Harlem: Found Ways


Wed - Sat, May 24 to Jul 15, 10:00am - 5:00pm


The Ethelbert Cooper Gallery of African and African American Art, 102 Mt Auburn St.

Presented by: The Ethelbert Cooper Gallery of African and African American Art
Admission: Free and open to the public
Exhbition Runs: May 24 - July 15, 2017
Hours: Tuesday-Saturday: 10 AM-5 PM
Opening Reception: May 23, 6 PM
Related event: Dawoud Bey in Conversation with Makeda Best, the new Richard L. Menschel Curator of Photography at Harvard Art Museums: May 24, 12 PM. Register here. 




With the exhibition Harlem: Found Ways, the Cooper Gallery presents artistic visions and engagements specific to Harlem, New York City, in the last decades.
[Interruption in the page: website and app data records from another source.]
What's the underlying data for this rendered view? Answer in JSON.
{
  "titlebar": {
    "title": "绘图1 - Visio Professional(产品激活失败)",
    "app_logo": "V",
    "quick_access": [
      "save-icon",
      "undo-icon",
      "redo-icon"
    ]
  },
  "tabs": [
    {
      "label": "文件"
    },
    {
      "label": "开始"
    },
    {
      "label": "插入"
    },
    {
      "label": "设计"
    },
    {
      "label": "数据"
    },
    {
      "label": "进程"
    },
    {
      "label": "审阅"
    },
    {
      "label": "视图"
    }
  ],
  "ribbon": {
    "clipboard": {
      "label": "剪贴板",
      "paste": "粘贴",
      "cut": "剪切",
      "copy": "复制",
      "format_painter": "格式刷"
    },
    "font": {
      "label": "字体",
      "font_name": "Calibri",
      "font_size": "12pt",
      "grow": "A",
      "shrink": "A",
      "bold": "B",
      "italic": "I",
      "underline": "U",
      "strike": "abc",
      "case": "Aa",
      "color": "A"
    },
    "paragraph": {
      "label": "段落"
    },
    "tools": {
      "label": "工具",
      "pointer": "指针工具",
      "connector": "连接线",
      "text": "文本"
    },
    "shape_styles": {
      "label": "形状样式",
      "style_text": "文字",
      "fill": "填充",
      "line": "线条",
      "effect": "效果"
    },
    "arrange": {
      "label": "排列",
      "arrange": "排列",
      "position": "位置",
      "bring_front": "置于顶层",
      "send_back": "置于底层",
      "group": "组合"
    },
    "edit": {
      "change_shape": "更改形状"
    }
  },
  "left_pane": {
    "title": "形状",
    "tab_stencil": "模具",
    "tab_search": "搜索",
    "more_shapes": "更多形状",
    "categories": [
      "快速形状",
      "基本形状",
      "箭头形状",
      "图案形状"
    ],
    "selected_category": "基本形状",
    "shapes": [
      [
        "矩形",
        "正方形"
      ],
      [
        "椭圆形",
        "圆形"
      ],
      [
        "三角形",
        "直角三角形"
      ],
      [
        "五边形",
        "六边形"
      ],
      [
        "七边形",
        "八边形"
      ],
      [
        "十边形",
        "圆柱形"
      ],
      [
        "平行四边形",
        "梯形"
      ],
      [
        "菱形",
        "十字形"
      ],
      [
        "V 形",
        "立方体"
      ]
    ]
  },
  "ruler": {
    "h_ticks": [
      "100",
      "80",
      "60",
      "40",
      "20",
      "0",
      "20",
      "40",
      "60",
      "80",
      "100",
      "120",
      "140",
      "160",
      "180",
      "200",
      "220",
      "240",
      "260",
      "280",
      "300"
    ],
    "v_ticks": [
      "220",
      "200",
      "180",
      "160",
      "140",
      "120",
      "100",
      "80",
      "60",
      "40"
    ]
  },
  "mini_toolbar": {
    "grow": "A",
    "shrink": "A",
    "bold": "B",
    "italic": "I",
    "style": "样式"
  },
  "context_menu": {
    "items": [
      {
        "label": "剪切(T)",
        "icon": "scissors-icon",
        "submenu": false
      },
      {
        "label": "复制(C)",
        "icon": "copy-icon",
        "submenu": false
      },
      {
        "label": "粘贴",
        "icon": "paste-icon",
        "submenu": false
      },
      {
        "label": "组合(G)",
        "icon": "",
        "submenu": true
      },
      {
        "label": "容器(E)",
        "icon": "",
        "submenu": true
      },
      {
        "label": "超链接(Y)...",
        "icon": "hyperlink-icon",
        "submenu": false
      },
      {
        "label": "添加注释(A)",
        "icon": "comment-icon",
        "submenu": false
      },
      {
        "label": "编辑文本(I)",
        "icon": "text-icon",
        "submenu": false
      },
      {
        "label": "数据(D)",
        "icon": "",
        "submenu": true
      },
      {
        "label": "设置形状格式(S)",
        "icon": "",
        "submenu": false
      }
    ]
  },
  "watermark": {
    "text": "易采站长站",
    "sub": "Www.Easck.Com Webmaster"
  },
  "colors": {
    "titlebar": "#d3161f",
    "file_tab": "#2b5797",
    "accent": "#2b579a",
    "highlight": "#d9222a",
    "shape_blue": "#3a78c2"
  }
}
Each artwork employs a distinct set of inquiries and innovative strategies to explore the Harlem community’s visual heritage as it grapples with the challenges of gentrification. The artists have found ways—urgent, complex, intense, and mindful—to present the tangled threads of dilemma and paradox, memory and memorial, beauty and poignancy, and also instances of disruption and resilience within Harlem’s new realities. Collectively, they offer deeply thoughtful reflections and provocative portrayals of Harlem, allowing us to see it anew in this moment of transformation.

The fifty-five artworks, encompassing photography, mixed media, and installation, are anchored by photographer Dawoud Bey’s two portrait series: the iconic “Harlem USA, 1975–79;” and his recent series of urban landscapes “Harlem Redux, 2014–16.” A selection of works from Abigail DeVille, Glenn Ligon, Howard Tangye, Nari Ward, and Kehinde Wiley, expand and define various emergent issues in the temporal zone located between Bey’s two portrait essays. Found Ways also features a special installation of The Studio Museum in Harlem's project Harlem Postcards, 2000–2017. Please join us!

Featuring the new Amar Gallery; along with the cooperation and support of: Stephen Daiter, art2art, Michel Rein; Lehmann Maupin; Roberts & Tilton, and collector Tom Peters. Our deep appreciation goes to The Studio Museum in Harlem (SMH).

Curated by Vera Ingrid Grant